■ What to do ■
From the entries below, gather each line containing the word "data".

#### Records shown

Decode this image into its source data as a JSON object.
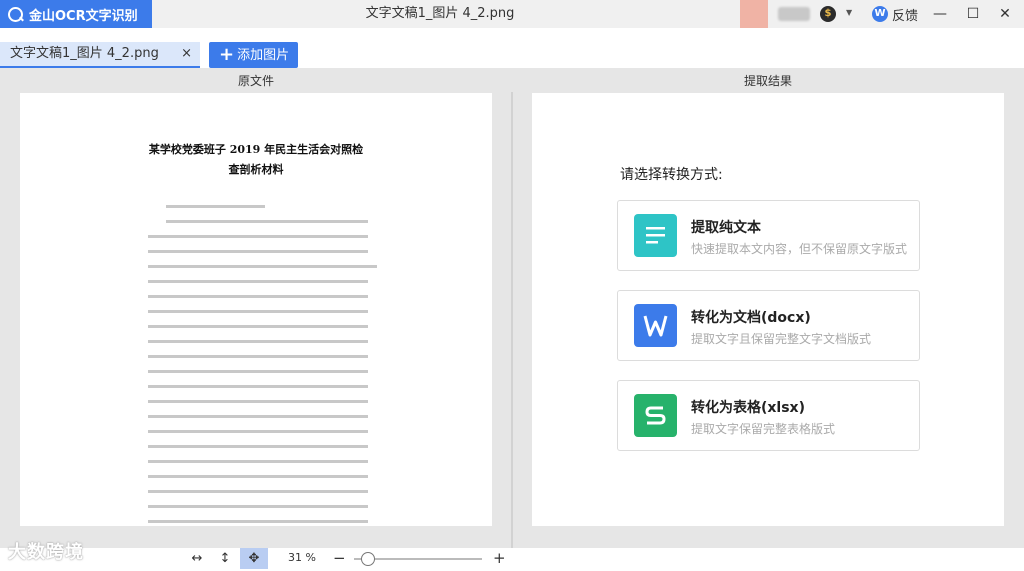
{
  "app": {
    "name": "金山OCR文字识别",
    "document_title": "文字文稿1_图片 4_2.png"
  },
  "titlebar": {
    "feedback_label": "反馈",
    "coin_glyph": "$",
    "feedback_glyph": "W"
  },
  "tabs": {
    "file_tab_label": "文字文稿1_图片 4_2.png",
    "close_glyph": "×",
    "add_image_label": "添加图片"
  },
  "panes": {
    "original_label": "原文件",
    "result_label": "提取结果"
  },
  "document": {
    "title_line1": "某学校党委班子 2019 年民主生活会对照检",
    "title_line2": "查剖析材料"
  },
  "result": {
    "prompt": "请选择转换方式:",
    "options": [
      {
        "title": "提取纯文本",
        "description": "快速提取本文内容，但不保留原文字版式",
        "icon": "text-lines-icon",
        "color": "#2ec4c6"
      },
      {
        "title": "转化为文档(docx)",
        "description": "提取文字且保留完整文字文档版式",
        "icon": "word-doc-icon",
        "color": "#3c7bea"
      },
      {
        "title": "转化为表格(xlsx)",
        "description": "提取文字保留完整表格版式",
        "icon": "spreadsheet-icon",
        "color": "#27b26b"
      }
    ]
  },
  "bottombar": {
    "zoom_text": "31 %",
    "zoom_percent": 31,
    "watermark": "大数跨境"
  },
  "colors": {
    "accent": "#3c7bea",
    "workspace": "#e6e6e6"
  }
}
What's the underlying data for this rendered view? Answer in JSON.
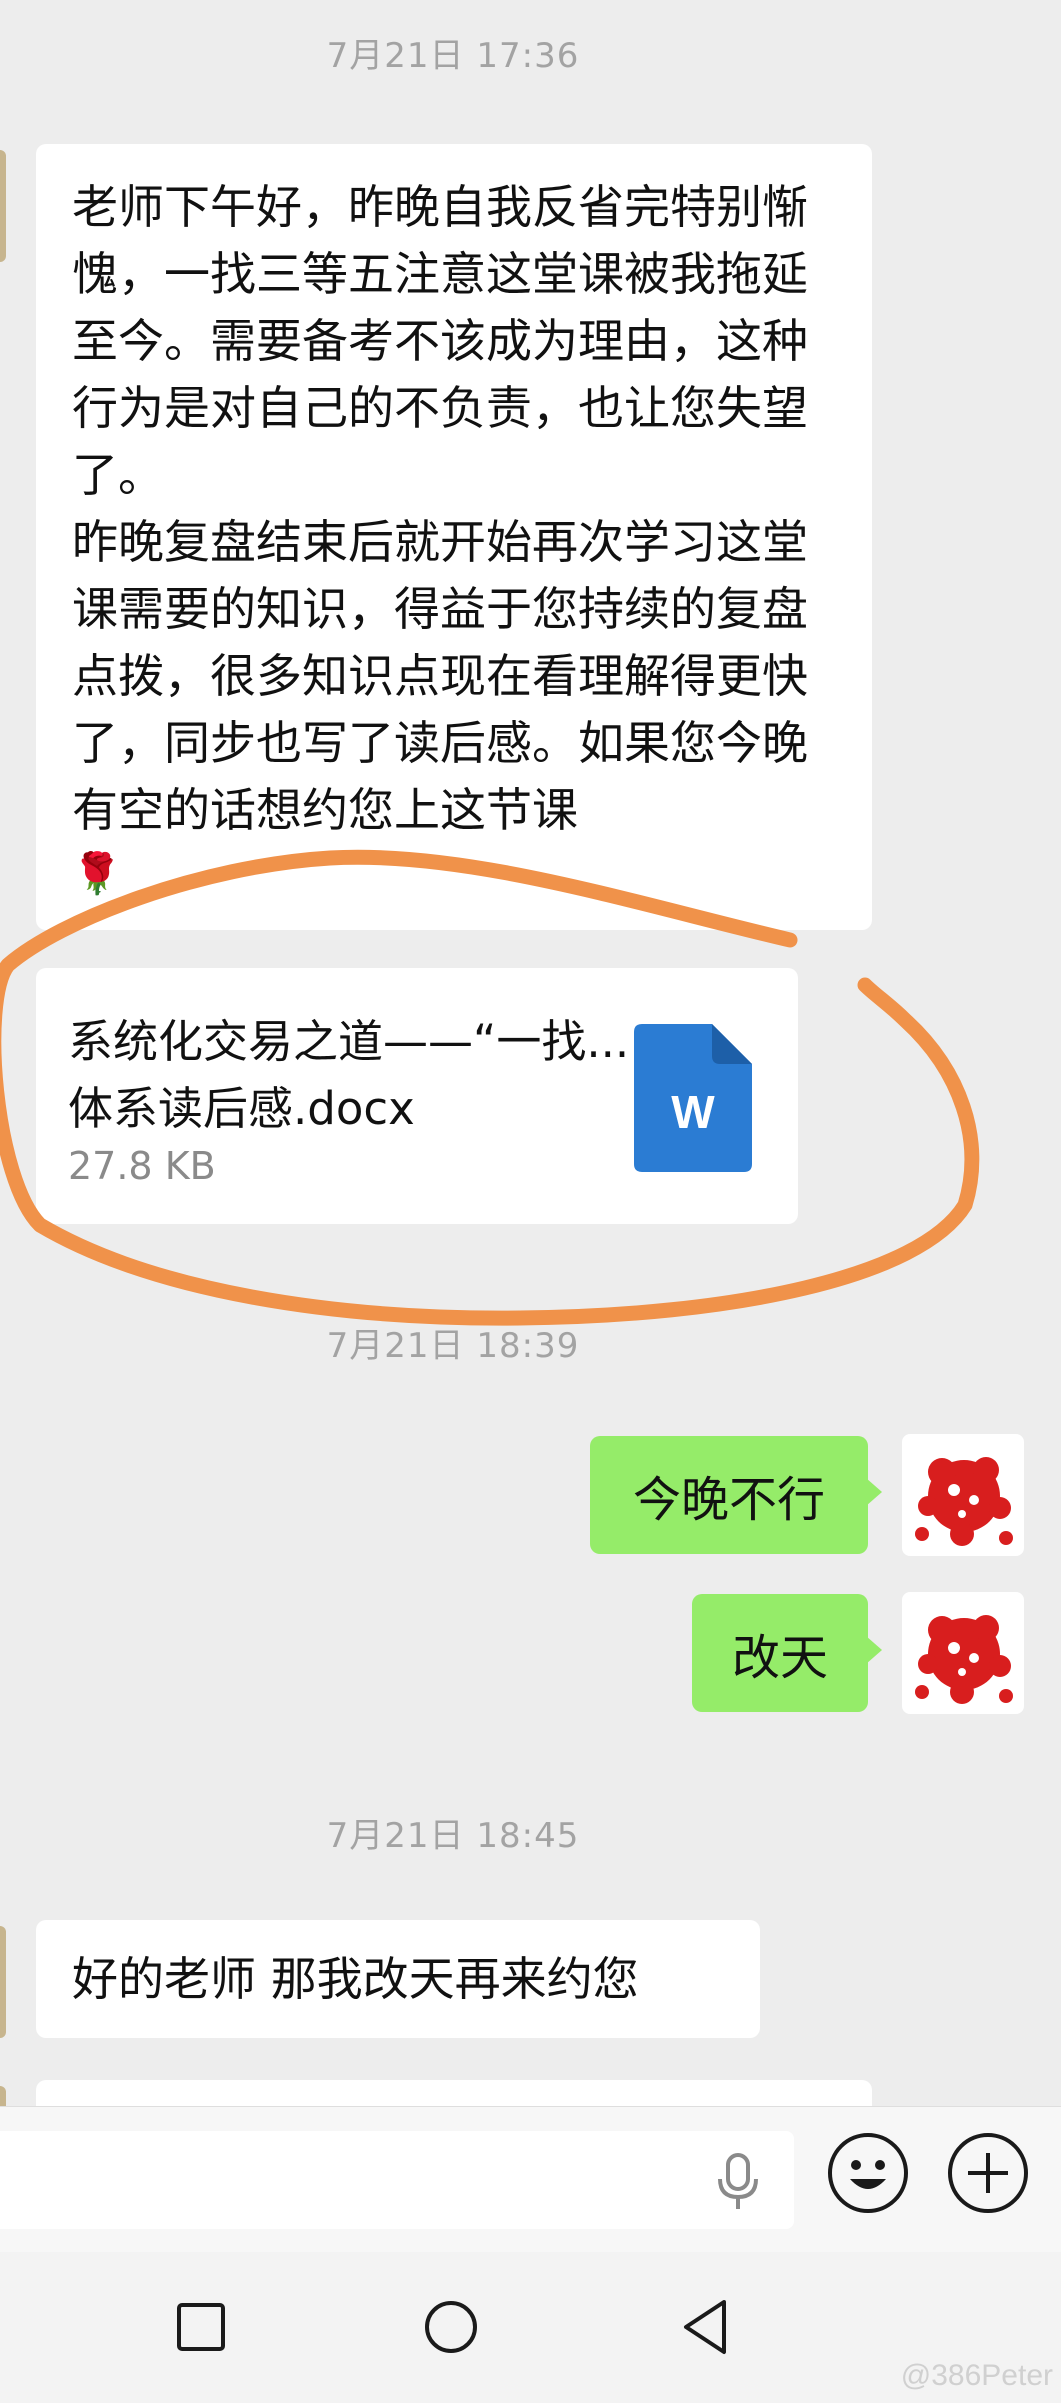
{
  "chat": {
    "timestamp_1": "7月21日 17:36",
    "timestamp_2": "7月21日 18:39",
    "timestamp_3": "7月21日 18:45",
    "msg_1_text": "老师下午好，昨晚自我反省完特别惭愧，一找三等五注意这堂课被我拖延至今。需要备考不该成为理由，这种行为是对自己的不负责，也让您失望了。\n昨晚复盘结束后就开始再次学习这堂课需要的知识，得益于您持续的复盘点拨，很多知识点现在看理解得更快了，同步也写了读后感。如果您今晚有空的话想约您上这节课",
    "msg_1_emoji": "🌹",
    "file": {
      "name": "系统化交易之道——“一找...体系读后感.docx",
      "size": "27.8 KB",
      "icon_letter": "W",
      "icon": "word-document-icon"
    },
    "sent_1": "今晚不行",
    "sent_2": "改天",
    "reply_1": "好的老师 那我改天再来约您"
  },
  "annotation": {
    "color": "#f0924a",
    "shape": "hand-drawn-ellipse"
  },
  "input_bar": {
    "voice_icon": "microphone-icon",
    "emoji_icon": "smiley-icon",
    "more_icon": "plus-icon"
  },
  "nav": {
    "recent_icon": "square-icon",
    "home_icon": "circle-icon",
    "back_icon": "triangle-back-icon"
  },
  "watermark": "@386Peter",
  "colors": {
    "sent_bubble": "#95ec69",
    "background": "#ededed",
    "word_blue": "#2b7cd3"
  }
}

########

■ Solved exercise ■
Decode this image into its source data as a JSON object.
What's the underlying data for this rendered view? Answer in JSON.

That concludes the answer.